[24]   Y. Yamazaki, M. Tojo, T. Hoshino, K. Kida, T. Sakamoto, et al., “Characterization of Trichoderma polysporum from Spitsbergen, Svalbard Archipelago, Norway, with Species Identity, Pathogenicity to Moss, and Polygalacturonase Activity,” Fungal Ecology, Vol. 4, No. 1, 2011, pp. 15-21. doi:10.1016/j.funeco.2010.06.002

[25]   W. M. Jaklitsch, G. J. Samuel, S. L. Dodd, B. S. Lu and I. S. Druzhinina, “Hypocrea rufa/Trichoderma viride: A Reassessment, and Description of Five Closely Related Species with and without Warted Conidia,” Studies in Mycology, Vol. 55, No. 1, 2006, pp. 135-177. doi:10.3114/sim.2006.56.04

[26]   E. Lieckfeldt, G. J. Samuels, H. I. Nirenberg and O. Petrini, “A Morphological and Molecular Perspective of Trichoderma viride: Is It One or Two Species?” Applied and Environmental Microbiology, Vol. 65, No. 6, 1999, pp. 2418-2428.

[27]   P. K. Mukherjee and K. Raghu, “Effect of Temperature on Antagonistic and Biocontrol Potential of Trichoderma sp. on Sclerotium rolfsii,” Mycopathologia, Vol. 139, No. 3, 1997, pp. 151-155. doi:10.1023/A:1006868009184

[28]   C. Guigon-Lopez, E. Carvajal-Millan, N. P. de Leon- Renova, F. Vargas-Albores, L. Bravo-Luna and V. M. Guerrero-Prieto, “Microcalorimetric Measurement of Trichoderma spp. Growth at Different Temperatures,” Thermochimica Acta, Vol. 509, No. 1-2, 2010, pp. 40-45. doi:10.1016/j.tca.2010.05.018

[29]   J. K?hl and E. Schl?sser, “Decay of Sclerotia of Botrytis cinerea by Trichoderma spp. at Low Temperatures,” Journal of Phytopathology, Vol. 125, No. 4, 1989, pp. 320-326. doi:10.1111/j.1439-0434.1989.tb01076.x

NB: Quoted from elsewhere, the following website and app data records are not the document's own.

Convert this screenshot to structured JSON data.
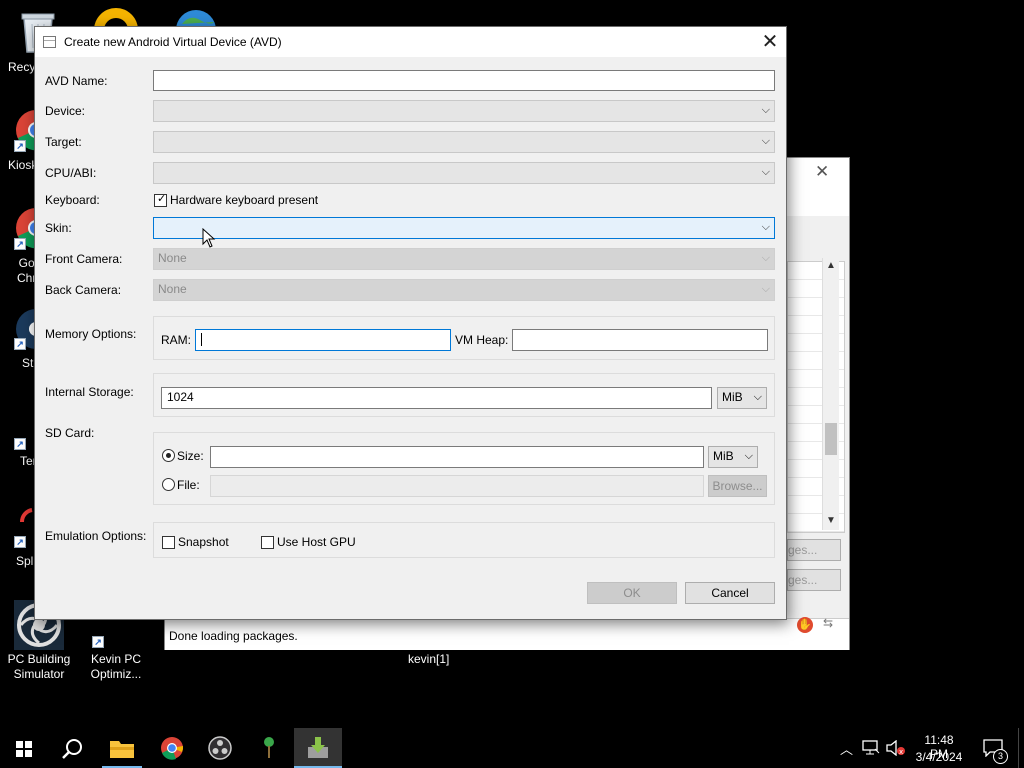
{
  "desktop": {
    "icons": [
      {
        "id": "recycle",
        "label": "Recyc"
      },
      {
        "id": "kiosk",
        "label": "Kiosk"
      },
      {
        "id": "chrome2",
        "label": "Go\nChr"
      },
      {
        "id": "steam",
        "label": "St"
      },
      {
        "id": "terminal",
        "label": "Ter"
      },
      {
        "id": "split",
        "label": "Spl"
      },
      {
        "id": "pcbuilding",
        "label": "PC Building\nSimulator"
      },
      {
        "id": "kevinpc",
        "label": "Kevin PC\nOptimiz..."
      }
    ],
    "kevin_label": "kevin[1]"
  },
  "back_window": {
    "status": "Done loading packages.",
    "btn1": "ges...",
    "btn2": "ges..."
  },
  "dialog": {
    "title": "Create new Android Virtual Device (AVD)",
    "close_glyph": "✕",
    "fields": {
      "avd_name": {
        "label": "AVD Name:",
        "value": ""
      },
      "device": {
        "label": "Device:",
        "value": ""
      },
      "target": {
        "label": "Target:",
        "value": ""
      },
      "cpu_abi": {
        "label": "CPU/ABI:",
        "value": ""
      },
      "keyboard": {
        "label": "Keyboard:",
        "checkbox_label": "Hardware keyboard present",
        "checked": true
      },
      "skin": {
        "label": "Skin:",
        "value": ""
      },
      "front_camera": {
        "label": "Front Camera:",
        "value": "None"
      },
      "back_camera": {
        "label": "Back Camera:",
        "value": "None"
      }
    },
    "memory": {
      "label": "Memory Options:",
      "ram_label": "RAM:",
      "ram_value": "",
      "vmheap_label": "VM Heap:",
      "vmheap_value": ""
    },
    "internal_storage": {
      "label": "Internal Storage:",
      "value": "1024",
      "unit": "MiB"
    },
    "sd_card": {
      "label": "SD Card:",
      "size_label": "Size:",
      "size_value": "",
      "size_unit": "MiB",
      "size_selected": true,
      "file_label": "File:",
      "file_value": "",
      "browse_label": "Browse..."
    },
    "emulation": {
      "label": "Emulation Options:",
      "snapshot_label": "Snapshot",
      "snapshot_checked": false,
      "host_gpu_label": "Use Host GPU",
      "host_gpu_checked": false
    },
    "ok_label": "OK",
    "cancel_label": "Cancel"
  },
  "taskbar": {
    "time": "11:48 PM",
    "date": "3/4/2024",
    "notification_count": "3"
  },
  "colors": {
    "focus": "#0078d7",
    "dialog_bg": "#f0f0f0",
    "desktop_bg": "#000000"
  }
}
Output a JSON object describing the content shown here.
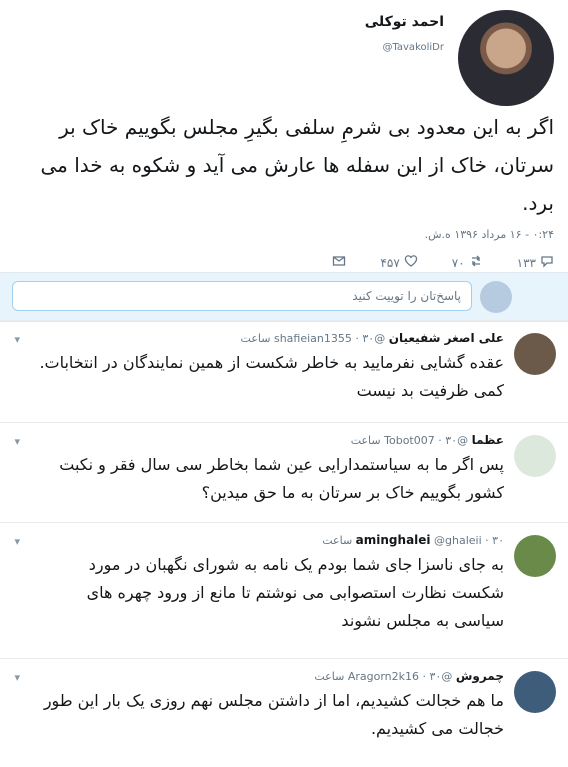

[30]   D. K. Bell, H. D. Wells and C. R. Markham, “In Vitro Antagonism of Trichoderma Species against Six Fungal Plant Pathogens,” Phytopathology, Vol. 72, No. 4, 1982, pp. 379-382. doi:10.1094/Phyto-72-379

[31]   A. Napierala-Filipiak and A. Werner, “Antagonism of Higher Fungi to Heterobasidion annosum (Fr.) Bref. in Laboratory Conditions,” Dendrobiology, Vol. 45, 2000, pp. 65-81. http://www.idpan.poznan.pl/images/ stories/dendrobiology/vol45/45_65_81.pdf

 
 
Top